Enter a dear dear friend who is much kinder to the earth than I. She said it reduce, reuse, recycle. Huh. Weird. She grew up here in Wisconsin. Maybe they had different little PSAs. And I dismissed it.
Well, one day we got to talking about stuff, and she said it again. Reduce, reuse, recycle. She continued on: the order is important. You do the first one first, and so on. You see, manufacturing items is a huge cost to the environment. Energy is used, meaning electricity and fossil fuels are spent; raw materials are used, meaning mined or cut down or drilled or whatever; the materials are then processed, which often takes a load of chemical reactions, so there are by products generated which are generally not Eco friendly; and there is transportation and packaging and warehousing and more transporting and and and.... So by the time it gets to you, the consumer, the worst what we do to the earth is done. Sure, tossing it in a landfill to not rot is a slap in the face, but simply recycling doesn't redeem that little yogurt cup in your hand. It's got a hell of a debt to pay off. And that doesn't even count the extra energy, chemicals, packaging, etc that t takes to turn the ten into something usable AGAIN. The recycling process is not as simple as sending all your pasta jars back to ragu to be refilled. They have to be broken down into usable components and reprocessed. And sometimes recycling has a worse chemical footprint because you have to get back to a raw material rather than starting there...
So back to the point: the order is key.
Reduce first. Consume less. But in bulk with less packaging or buy local with no packaging at all. Don't buy presliced or processed or packaged. All that handling costs the earth.
Next, reuse. Think. If you used every disposable item one time after its initial use, you would cut your consumption in half. I'll wait for that to sink in for you. 50% less across the board. Imagine what just that step would do for the earth. Makes you want to hang on to that plastic water bottle, doesn't it?

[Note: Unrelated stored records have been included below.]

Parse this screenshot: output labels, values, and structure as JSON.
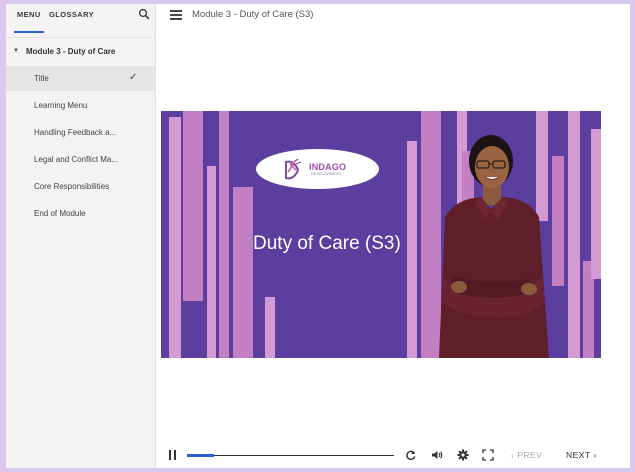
{
  "sidebar": {
    "tabs": [
      {
        "label": "MENU"
      },
      {
        "label": "GLOSSARY"
      }
    ],
    "module": {
      "title": "Module 3 - Duty of Care"
    },
    "items": [
      {
        "label": "Title",
        "completed": true
      },
      {
        "label": "Learning Menu"
      },
      {
        "label": "Handling Feedback a..."
      },
      {
        "label": "Legal and Conflict Ma..."
      },
      {
        "label": "Core Responsibilities"
      },
      {
        "label": "End of Module"
      }
    ]
  },
  "header": {
    "title": "Module 3 - Duty of Care (S3)"
  },
  "slide": {
    "title": "Duty of Care (S3)",
    "logo": {
      "name": "INDAGO",
      "tagline": "DEVELOPMENT"
    },
    "colors": {
      "background": "#5b3e9e",
      "bars": "#c27fc3"
    }
  },
  "player": {
    "progress": 0.13,
    "prev_label": "PREV",
    "next_label": "NEXT",
    "icons": [
      "pause-icon",
      "replay-icon",
      "volume-icon",
      "settings-icon",
      "fullscreen-icon"
    ]
  },
  "colors": {
    "accent": "#2a5fd6",
    "page_border": "#dcc8ef"
  }
}
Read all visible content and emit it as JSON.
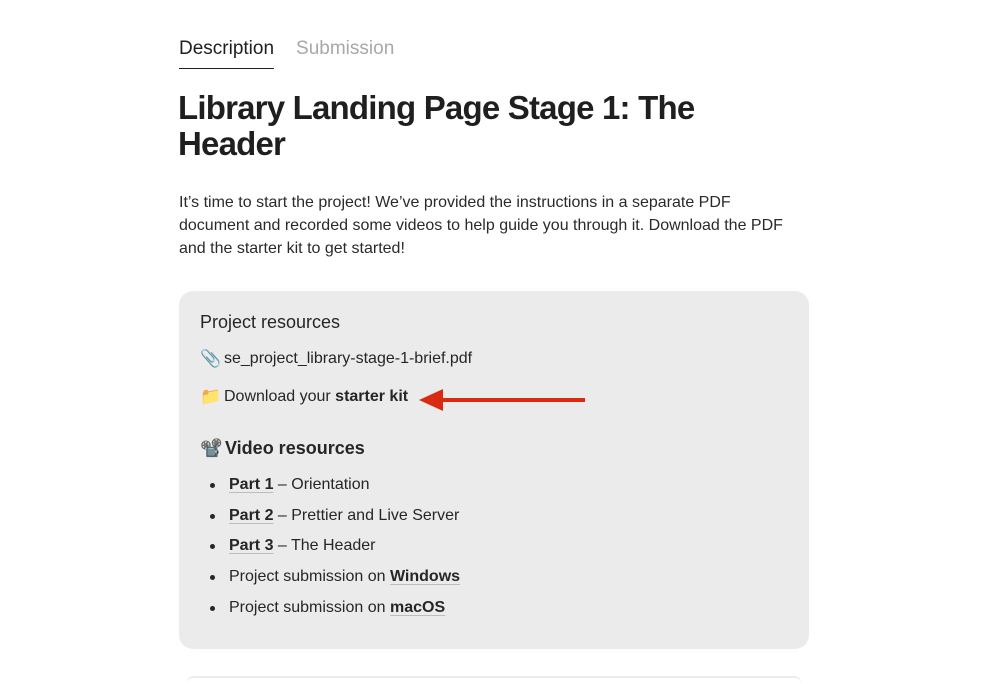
{
  "tabs": [
    {
      "label": "Description",
      "active": true
    },
    {
      "label": "Submission",
      "active": false
    }
  ],
  "page_title": "Library Landing Page Stage 1: The Header",
  "intro": "It’s time to start the project! We’ve provided the instructions in a separate PDF document and recorded some videos to help guide you through it. Download the PDF and the starter kit to get started!",
  "resources": {
    "heading": "Project resources",
    "pdf": {
      "icon": "paperclip-icon",
      "glyph": "📎",
      "label": "se_project_library-stage-1-brief.pdf"
    },
    "starter_kit": {
      "icon": "folder-icon",
      "glyph": "📁",
      "prefix": "Download your ",
      "link": "starter kit"
    },
    "video_heading": {
      "icon": "film-projector-icon",
      "glyph": "📽️",
      "label": "Video resources"
    },
    "videos": [
      {
        "link": "Part 1",
        "rest": " – Orientation"
      },
      {
        "link": "Part 2",
        "rest": " – Prettier and Live Server"
      },
      {
        "link": "Part 3",
        "rest": " – The Header"
      },
      {
        "prefix": "Project submission on ",
        "link": "Windows"
      },
      {
        "prefix": "Project submission on ",
        "link": "macOS"
      }
    ]
  },
  "colors": {
    "arrow": "#d92b12",
    "panel_bg": "#ebebeb",
    "text": "#262626",
    "inactive_tab": "#a8a8a8"
  }
}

And finally, recycle. I'm not saying Dont recycle. We live in a world where packaging is almost inescapable. I can't buy underwear that isn't on 2 hangers and double plastic sealed for freshness. But before you just toss things in that green can in the garage, ask yourself if it is still useful, and rescue it if you can.
Okay, enough with the preachy and on to the practical. Here are a few RRR things I've done.
I (almost) never use plastic bags. I have a zillion little plastic containers that I use instead. And yes they require a quick rinse before reuse, but that's hardly the ecological impact of petroleum processing. I pack lunches with them, I store leftovers in the freezer, I put jewelry making supplies in them... I'm an equal opportunity container-er. And while I have my fair share of ziploc containers, do one better and save sour cream and yogurt containers to do the same thing. DISCLAIMER: not all plastics are safe for hot foods or microwave use. I transfer food when cold and reheat on a plate when using repurposed containers. This is important!!
I use old glass and plastic jars (labels removed) to store dry goods like rice, beans, lentils, quinoa, bulgur, and other weirdo foods so they stay fresh and I can have them out on my counter. I totally stole thus idea from "reuse first" girl. I love her. My kitchen has never been more organized. It's great for buying things from those big bulk hoppers at the store... Hint hint.
Buy in bulk instead of more packaged little things. I buy a vat of yogurt and put it in awesome little glass custard cups made by anchor hocking. Get stuff out if the aforementioned bulk bins instead of in jars or boxes or pouches. Buy the jug of juice and get a thermos. It's way cheaper that way, too. They charge you a convenience fee for all that marketing! I mean, packaging... Sorry bout that little slip... ;)
Use little plastic containers (and milk jugs with the top cut off) to start plants indoors, or for a kitchen herb garden. Wisconsin's growing season is like 6 days so many plants have to be started indoors and then transplanted. Poke Giles in the bottom, set them in their own lid, and voila you have a potted plant. Egg cartons work even better because you can just bury them in the soil and they break down. The downside is watering during the indoor phase gets... Tricky :)
Finally, I cloth diaper. Yeah yeah I know. I'm an incurable granola hippie type that doesn't live in the real world. Only I'm not. I am a stay at home mom and my kid doesn't have to go to day care, but more and more places are kosher with cloth. I assure you, it's MUCH cheaper than disposables and its not that hard to do. The diaper technology has come a LOOOONG way from our mother's and grandmother's diaper pin pricked, rubber pants wearing days. How about snaps, Velcro, and laminated diaper covers for starters? Okay enough soapboxing.
My point is, there are so many ways we can reuse what we have instead of consuming more. I'll admit, my post today was inspired by a book I am reading "7, an experimental mutiny against excess" by Jen Hatmaker. It's changing my life and I anticipate buying a copy for everyone I know. But today I started imaging a post-apocalyptic type world. What would I save if I knew there wasn't more just around the corner? Jars and lids and containers. Huge. Water? Not running down MY sink! Clothes? Only a few holes = stylish. The thing that got me the most revolves around my crafty nature. Would I EVER let a garment leave my hands without first stealing all the buttons? And the zippers?